Masters and Commanders
How far did personality affect the grand strategy of the Second World War? Award-winning historian Andrew Roberts lays bare the interlocking relationships between the four political masters and military commanders of the Western Allies – Franklin Roosevelt, Winston Churchill, General George C. Marshall and Lord Alanbrooke – between Pearl Harbour and VE Day, coming to a number of startling conclusions. Employing verbatim accounts of Churchill’s War Cabinet meetings never before reproduced in book form, as well as using the private papers of sixty-seven contemporaries of the four men, the inside story is told of the great wartime conferences, explaining why and how the Allies attacked where and when they did.

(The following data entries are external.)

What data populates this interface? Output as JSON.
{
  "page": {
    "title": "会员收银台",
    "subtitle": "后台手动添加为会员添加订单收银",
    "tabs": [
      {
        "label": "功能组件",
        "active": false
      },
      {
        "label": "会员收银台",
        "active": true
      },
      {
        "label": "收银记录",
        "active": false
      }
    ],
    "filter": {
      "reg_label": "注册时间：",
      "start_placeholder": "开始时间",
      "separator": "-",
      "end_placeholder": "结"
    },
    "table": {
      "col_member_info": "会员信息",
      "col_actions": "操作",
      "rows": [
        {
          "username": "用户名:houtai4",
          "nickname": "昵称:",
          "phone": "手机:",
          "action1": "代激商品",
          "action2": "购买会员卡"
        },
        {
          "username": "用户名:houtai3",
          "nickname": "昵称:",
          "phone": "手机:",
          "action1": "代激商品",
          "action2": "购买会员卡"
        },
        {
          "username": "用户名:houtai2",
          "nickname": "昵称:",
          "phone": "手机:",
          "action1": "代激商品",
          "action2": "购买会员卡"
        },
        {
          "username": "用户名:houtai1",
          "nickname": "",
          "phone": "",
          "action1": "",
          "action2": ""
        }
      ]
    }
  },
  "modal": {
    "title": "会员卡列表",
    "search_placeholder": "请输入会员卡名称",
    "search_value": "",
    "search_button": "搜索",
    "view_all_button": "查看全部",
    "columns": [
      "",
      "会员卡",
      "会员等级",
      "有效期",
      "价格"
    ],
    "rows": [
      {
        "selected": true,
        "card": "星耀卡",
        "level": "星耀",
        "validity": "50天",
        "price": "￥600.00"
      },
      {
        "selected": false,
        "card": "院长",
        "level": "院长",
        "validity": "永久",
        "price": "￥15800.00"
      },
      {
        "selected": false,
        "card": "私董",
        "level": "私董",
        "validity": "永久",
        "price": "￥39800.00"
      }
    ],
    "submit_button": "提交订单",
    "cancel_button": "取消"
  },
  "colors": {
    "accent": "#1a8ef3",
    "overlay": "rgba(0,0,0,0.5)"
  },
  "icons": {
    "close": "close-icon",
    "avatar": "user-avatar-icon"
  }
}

The two masters (Churchill and Roosevelt) and two commanders (Marshall and Alanbrooke) were strong-willed and tough-minded and each was certain that he knew best how to win the war. Yet in order to get their strategies adopted, each needed to persuade at least two of the other three, and certainly not be so outmanoeuvered that he ever found himself in a minority of one. Roberts reveals the dynamic behind the collective decisions upon which the lives of millions ultimately rested.